__Activity__
Could you give the data that follows again exactly, without its pictures?

__Given records__
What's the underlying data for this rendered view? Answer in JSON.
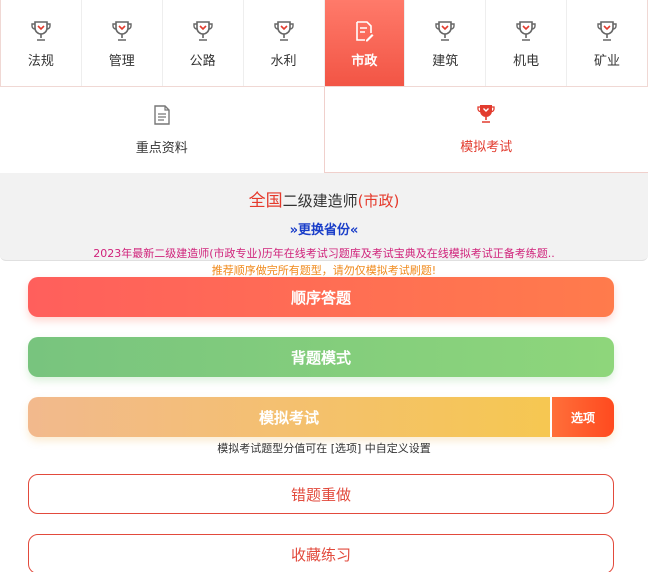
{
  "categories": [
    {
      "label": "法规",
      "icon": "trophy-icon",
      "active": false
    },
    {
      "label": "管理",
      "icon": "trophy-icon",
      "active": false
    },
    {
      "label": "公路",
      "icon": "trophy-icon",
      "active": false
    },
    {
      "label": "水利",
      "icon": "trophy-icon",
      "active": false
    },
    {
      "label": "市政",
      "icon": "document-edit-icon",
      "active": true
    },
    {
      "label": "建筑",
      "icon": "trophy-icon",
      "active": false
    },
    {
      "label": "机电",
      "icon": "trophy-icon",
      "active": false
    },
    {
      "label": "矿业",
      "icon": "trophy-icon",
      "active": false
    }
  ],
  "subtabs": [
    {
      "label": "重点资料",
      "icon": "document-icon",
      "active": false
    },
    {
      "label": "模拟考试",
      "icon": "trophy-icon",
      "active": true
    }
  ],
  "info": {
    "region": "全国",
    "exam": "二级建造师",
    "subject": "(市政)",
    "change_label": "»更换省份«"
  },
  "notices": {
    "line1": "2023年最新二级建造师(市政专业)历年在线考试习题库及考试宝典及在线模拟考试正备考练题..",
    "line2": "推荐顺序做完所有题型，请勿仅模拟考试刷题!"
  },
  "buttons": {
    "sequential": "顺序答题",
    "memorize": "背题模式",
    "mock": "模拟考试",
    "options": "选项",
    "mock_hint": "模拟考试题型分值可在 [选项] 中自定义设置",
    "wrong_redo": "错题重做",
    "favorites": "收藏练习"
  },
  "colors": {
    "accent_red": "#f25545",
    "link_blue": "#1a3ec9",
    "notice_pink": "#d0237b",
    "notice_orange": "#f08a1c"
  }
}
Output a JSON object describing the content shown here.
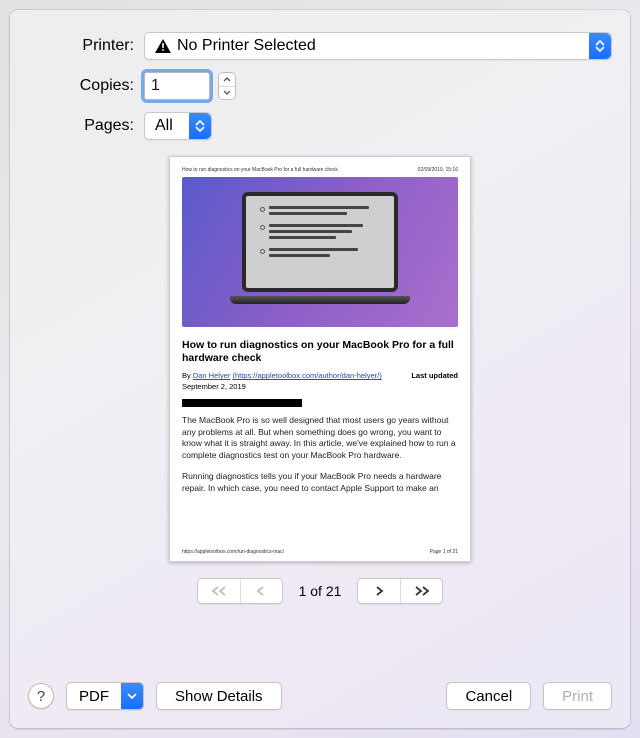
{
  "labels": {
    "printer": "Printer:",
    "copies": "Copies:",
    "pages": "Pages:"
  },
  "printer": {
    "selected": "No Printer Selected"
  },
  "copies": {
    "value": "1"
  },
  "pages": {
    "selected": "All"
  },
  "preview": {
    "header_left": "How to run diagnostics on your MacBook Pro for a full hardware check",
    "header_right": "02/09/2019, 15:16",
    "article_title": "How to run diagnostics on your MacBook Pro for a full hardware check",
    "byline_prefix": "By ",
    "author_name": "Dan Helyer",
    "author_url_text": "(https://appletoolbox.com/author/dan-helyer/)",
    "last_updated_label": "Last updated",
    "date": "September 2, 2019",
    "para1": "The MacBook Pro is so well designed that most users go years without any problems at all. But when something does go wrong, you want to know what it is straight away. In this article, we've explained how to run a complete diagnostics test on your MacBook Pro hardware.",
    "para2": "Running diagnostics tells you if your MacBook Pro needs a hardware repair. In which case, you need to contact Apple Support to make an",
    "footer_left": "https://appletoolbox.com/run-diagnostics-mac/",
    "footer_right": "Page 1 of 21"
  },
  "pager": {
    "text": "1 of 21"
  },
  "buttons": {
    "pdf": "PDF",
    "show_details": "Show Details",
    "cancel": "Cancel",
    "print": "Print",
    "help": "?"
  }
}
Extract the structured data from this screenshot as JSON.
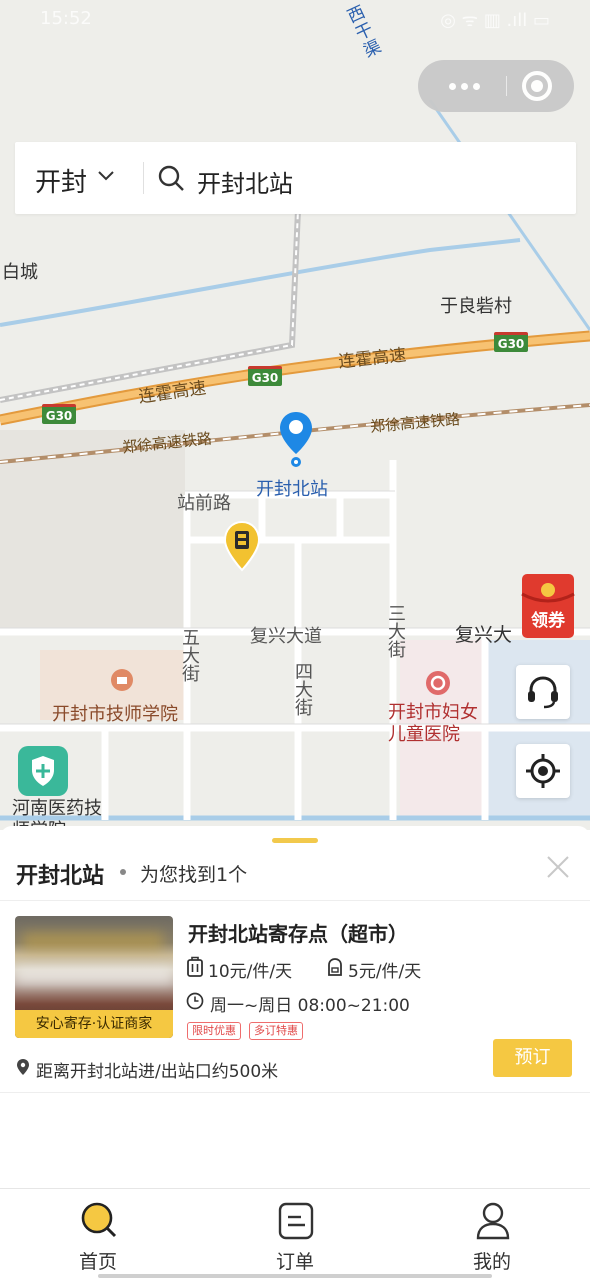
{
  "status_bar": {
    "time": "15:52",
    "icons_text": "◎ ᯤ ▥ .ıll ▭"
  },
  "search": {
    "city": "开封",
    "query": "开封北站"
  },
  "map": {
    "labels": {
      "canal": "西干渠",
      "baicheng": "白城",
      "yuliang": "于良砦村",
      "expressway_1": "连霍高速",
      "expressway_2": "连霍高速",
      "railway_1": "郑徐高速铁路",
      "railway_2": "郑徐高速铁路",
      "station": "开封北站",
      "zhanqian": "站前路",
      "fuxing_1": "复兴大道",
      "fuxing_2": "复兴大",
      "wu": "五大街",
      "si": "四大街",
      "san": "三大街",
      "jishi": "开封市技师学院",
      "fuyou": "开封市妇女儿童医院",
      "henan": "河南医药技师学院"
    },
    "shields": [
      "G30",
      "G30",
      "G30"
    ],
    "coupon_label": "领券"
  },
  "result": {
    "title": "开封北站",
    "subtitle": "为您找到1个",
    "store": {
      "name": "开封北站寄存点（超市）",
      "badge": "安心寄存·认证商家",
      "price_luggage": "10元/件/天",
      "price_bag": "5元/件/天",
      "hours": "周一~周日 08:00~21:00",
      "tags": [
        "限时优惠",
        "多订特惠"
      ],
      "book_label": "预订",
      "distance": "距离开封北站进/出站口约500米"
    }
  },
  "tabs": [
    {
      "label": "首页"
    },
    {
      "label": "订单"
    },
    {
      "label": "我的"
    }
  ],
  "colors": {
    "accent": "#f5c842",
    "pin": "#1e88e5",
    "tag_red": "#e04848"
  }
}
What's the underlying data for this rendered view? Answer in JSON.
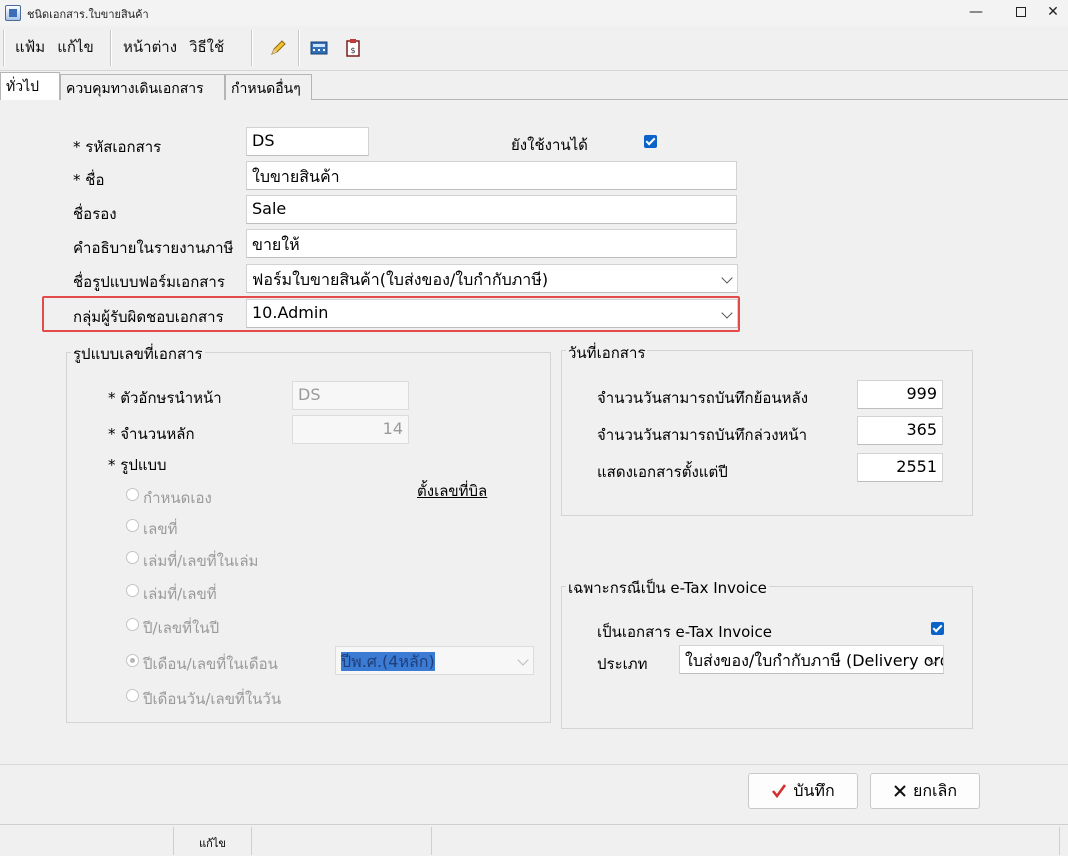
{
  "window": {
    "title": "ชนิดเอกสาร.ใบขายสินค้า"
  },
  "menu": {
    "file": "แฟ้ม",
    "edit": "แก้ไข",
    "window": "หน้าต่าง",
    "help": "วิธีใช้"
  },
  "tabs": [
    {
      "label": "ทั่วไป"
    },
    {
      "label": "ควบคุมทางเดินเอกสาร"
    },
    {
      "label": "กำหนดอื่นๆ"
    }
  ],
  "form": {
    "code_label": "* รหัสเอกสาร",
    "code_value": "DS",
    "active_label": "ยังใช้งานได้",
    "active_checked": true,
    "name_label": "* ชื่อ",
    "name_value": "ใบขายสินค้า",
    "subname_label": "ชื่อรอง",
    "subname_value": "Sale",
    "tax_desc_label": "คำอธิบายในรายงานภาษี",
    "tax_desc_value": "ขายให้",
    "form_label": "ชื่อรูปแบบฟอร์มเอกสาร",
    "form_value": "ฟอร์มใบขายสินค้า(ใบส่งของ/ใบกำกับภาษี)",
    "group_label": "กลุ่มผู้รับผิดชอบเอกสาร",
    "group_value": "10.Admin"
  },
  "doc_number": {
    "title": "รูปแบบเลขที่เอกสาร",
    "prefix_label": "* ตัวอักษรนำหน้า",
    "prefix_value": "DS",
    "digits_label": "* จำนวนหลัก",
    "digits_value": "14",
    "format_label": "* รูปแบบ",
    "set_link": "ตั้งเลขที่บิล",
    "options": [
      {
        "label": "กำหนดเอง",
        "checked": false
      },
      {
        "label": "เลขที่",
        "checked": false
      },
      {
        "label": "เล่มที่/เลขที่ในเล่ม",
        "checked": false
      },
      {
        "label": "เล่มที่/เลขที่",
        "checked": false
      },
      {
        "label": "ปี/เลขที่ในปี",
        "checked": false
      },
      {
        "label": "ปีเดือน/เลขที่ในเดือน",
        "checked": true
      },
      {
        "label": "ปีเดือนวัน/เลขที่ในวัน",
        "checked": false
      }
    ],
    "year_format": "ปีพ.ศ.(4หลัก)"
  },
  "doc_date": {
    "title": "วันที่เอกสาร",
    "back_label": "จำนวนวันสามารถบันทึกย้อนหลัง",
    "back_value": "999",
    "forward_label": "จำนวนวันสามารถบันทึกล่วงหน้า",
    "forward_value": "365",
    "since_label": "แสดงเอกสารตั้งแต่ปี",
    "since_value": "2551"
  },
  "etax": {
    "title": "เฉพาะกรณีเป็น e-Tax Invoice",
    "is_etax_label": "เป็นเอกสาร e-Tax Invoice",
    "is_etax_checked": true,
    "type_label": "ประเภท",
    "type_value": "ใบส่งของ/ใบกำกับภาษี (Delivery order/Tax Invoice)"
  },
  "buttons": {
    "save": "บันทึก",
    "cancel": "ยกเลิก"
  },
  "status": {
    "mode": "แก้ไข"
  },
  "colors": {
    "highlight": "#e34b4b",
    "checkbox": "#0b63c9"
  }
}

__Task response__
What's the underlying data for this rendered view? Answer in JSON.
{
  "categories": [
    {
      "label": "法规",
      "icon": "trophy-icon",
      "active": false
    },
    {
      "label": "管理",
      "icon": "trophy-icon",
      "active": false
    },
    {
      "label": "公路",
      "icon": "trophy-icon",
      "active": false
    },
    {
      "label": "水利",
      "icon": "trophy-icon",
      "active": false
    },
    {
      "label": "市政",
      "icon": "document-edit-icon",
      "active": true
    },
    {
      "label": "建筑",
      "icon": "trophy-icon",
      "active": false
    },
    {
      "label": "机电",
      "icon": "trophy-icon",
      "active": false
    },
    {
      "label": "矿业",
      "icon": "trophy-icon",
      "active": false
    }
  ],
  "subtabs": [
    {
      "label": "重点资料",
      "icon": "document-icon",
      "active": false
    },
    {
      "label": "模拟考试",
      "icon": "trophy-icon",
      "active": true
    }
  ],
  "info": {
    "region": "全国",
    "exam": "二级建造师",
    "subject": "(市政)",
    "change_label": "»更换省份«"
  },
  "notices": {
    "line1": "2023年最新二级建造师(市政专业)历年在线考试习题库及考试宝典及在线模拟考试正备考练题..",
    "line2": "推荐顺序做完所有题型，请勿仅模拟考试刷题!"
  },
  "buttons": {
    "sequential": "顺序答题",
    "memorize": "背题模式",
    "mock": "模拟考试",
    "options": "选项",
    "mock_hint": "模拟考试题型分值可在 [选项] 中自定义设置",
    "wrong_redo": "错题重做",
    "favorites": "收藏练习"
  },
  "colors": {
    "accent_red": "#f25545",
    "link_blue": "#1a3ec9",
    "notice_pink": "#d0237b",
    "notice_orange": "#f08a1c"
  }
}
Output a JSON object describing the content shown here.
{
  "labels": {
    "printer": "Printer:",
    "copies": "Copies:",
    "pages": "Pages:"
  },
  "printer": {
    "selected": "No Printer Selected"
  },
  "copies": {
    "value": "1"
  },
  "pages": {
    "selected": "All"
  },
  "preview": {
    "header_left": "How to run diagnostics on your MacBook Pro for a full hardware check",
    "header_right": "02/09/2019, 15:16",
    "article_title": "How to run diagnostics on your MacBook Pro for a full hardware check",
    "byline_prefix": "By ",
    "author_name": "Dan Helyer",
    "author_url_text": "(https://appletoolbox.com/author/dan-helyer/)",
    "last_updated_label": "Last updated",
    "date": "September 2, 2019",
    "para1": "The MacBook Pro is so well designed that most users go years without any problems at all. But when something does go wrong, you want to know what it is straight away. In this article, we've explained how to run a complete diagnostics test on your MacBook Pro hardware.",
    "para2": "Running diagnostics tells you if your MacBook Pro needs a hardware repair. In which case, you need to contact Apple Support to make an",
    "footer_left": "https://appletoolbox.com/run-diagnostics-mac/",
    "footer_right": "Page 1 of 21"
  },
  "pager": {
    "text": "1 of 21"
  },
  "buttons": {
    "pdf": "PDF",
    "show_details": "Show Details",
    "cancel": "Cancel",
    "print": "Print",
    "help": "?"
  }
}
Extract the structured data from this screenshot as JSON.
{
  "status_bar": {
    "time": "15:52",
    "icons_text": "◎ ᯤ ▥ .ıll ▭"
  },
  "search": {
    "city": "开封",
    "query": "开封北站"
  },
  "map": {
    "labels": {
      "canal": "西干渠",
      "baicheng": "白城",
      "yuliang": "于良砦村",
      "expressway_1": "连霍高速",
      "expressway_2": "连霍高速",
      "railway_1": "郑徐高速铁路",
      "railway_2": "郑徐高速铁路",
      "station": "开封北站",
      "zhanqian": "站前路",
      "fuxing_1": "复兴大道",
      "fuxing_2": "复兴大",
      "wu": "五大街",
      "si": "四大街",
      "san": "三大街",
      "jishi": "开封市技师学院",
      "fuyou": "开封市妇女儿童医院",
      "henan": "河南医药技师学院"
    },
    "shields": [
      "G30",
      "G30",
      "G30"
    ],
    "coupon_label": "领券"
  },
  "result": {
    "title": "开封北站",
    "subtitle": "为您找到1个",
    "store": {
      "name": "开封北站寄存点（超市）",
      "badge": "安心寄存·认证商家",
      "price_luggage": "10元/件/天",
      "price_bag": "5元/件/天",
      "hours": "周一~周日 08:00~21:00",
      "tags": [
        "限时优惠",
        "多订特惠"
      ],
      "book_label": "预订",
      "distance": "距离开封北站进/出站口约500米"
    }
  },
  "tabs": [
    {
      "label": "首页"
    },
    {
      "label": "订单"
    },
    {
      "label": "我的"
    }
  ],
  "colors": {
    "accent": "#f5c842",
    "pin": "#1e88e5",
    "tag_red": "#e04848"
  }
}
What's the underlying data for this rendered view? Answer in JSON.
{
  "window": {
    "title": "ชนิดเอกสาร.ใบขายสินค้า"
  },
  "menu": {
    "file": "แฟ้ม",
    "edit": "แก้ไข",
    "window": "หน้าต่าง",
    "help": "วิธีใช้"
  },
  "tabs": [
    {
      "label": "ทั่วไป"
    },
    {
      "label": "ควบคุมทางเดินเอกสาร"
    },
    {
      "label": "กำหนดอื่นๆ"
    }
  ],
  "form": {
    "code_label": "* รหัสเอกสาร",
    "code_value": "DS",
    "active_label": "ยังใช้งานได้",
    "active_checked": true,
    "name_label": "* ชื่อ",
    "name_value": "ใบขายสินค้า",
    "subname_label": "ชื่อรอง",
    "subname_value": "Sale",
    "tax_desc_label": "คำอธิบายในรายงานภาษี",
    "tax_desc_value": "ขายให้",
    "form_label": "ชื่อรูปแบบฟอร์มเอกสาร",
    "form_value": "ฟอร์มใบขายสินค้า(ใบส่งของ/ใบกำกับภาษี)",
    "group_label": "กลุ่มผู้รับผิดชอบเอกสาร",
    "group_value": "10.Admin"
  },
  "doc_number": {
    "title": "รูปแบบเลขที่เอกสาร",
    "prefix_label": "* ตัวอักษรนำหน้า",
    "prefix_value": "DS",
    "digits_label": "* จำนวนหลัก",
    "digits_value": "14",
    "format_label": "* รูปแบบ",
    "set_link": "ตั้งเลขที่บิล",
    "options": [
      {
        "label": "กำหนดเอง",
        "checked": false
      },
      {
        "label": "เลขที่",
        "checked": false
      },
      {
        "label": "เล่มที่/เลขที่ในเล่ม",
        "checked": false
      },
      {
        "label": "เล่มที่/เลขที่",
        "checked": false
      },
      {
        "label": "ปี/เลขที่ในปี",
        "checked": false
      },
      {
        "label": "ปีเดือน/เลขที่ในเดือน",
        "checked": true
      },
      {
        "label": "ปีเดือนวัน/เลขที่ในวัน",
        "checked": false
      }
    ],
    "year_format": "ปีพ.ศ.(4หลัก)"
  },
  "doc_date": {
    "title": "วันที่เอกสาร",
    "back_label": "จำนวนวันสามารถบันทึกย้อนหลัง",
    "back_value": "999",
    "forward_label": "จำนวนวันสามารถบันทึกล่วงหน้า",
    "forward_value": "365",
    "since_label": "แสดงเอกสารตั้งแต่ปี",
    "since_value": "2551"
  },
  "etax": {
    "title": "เฉพาะกรณีเป็น e-Tax Invoice",
    "is_etax_label": "เป็นเอกสาร e-Tax Invoice",
    "is_etax_checked": true,
    "type_label": "ประเภท",
    "type_value": "ใบส่งของ/ใบกำกับภาษี (Delivery order/Tax Invoice)"
  },
  "buttons": {
    "save": "บันทึก",
    "cancel": "ยกเลิก"
  },
  "status": {
    "mode": "แก้ไข"
  },
  "colors": {
    "highlight": "#e34b4b",
    "checkbox": "#0b63c9"
  }
}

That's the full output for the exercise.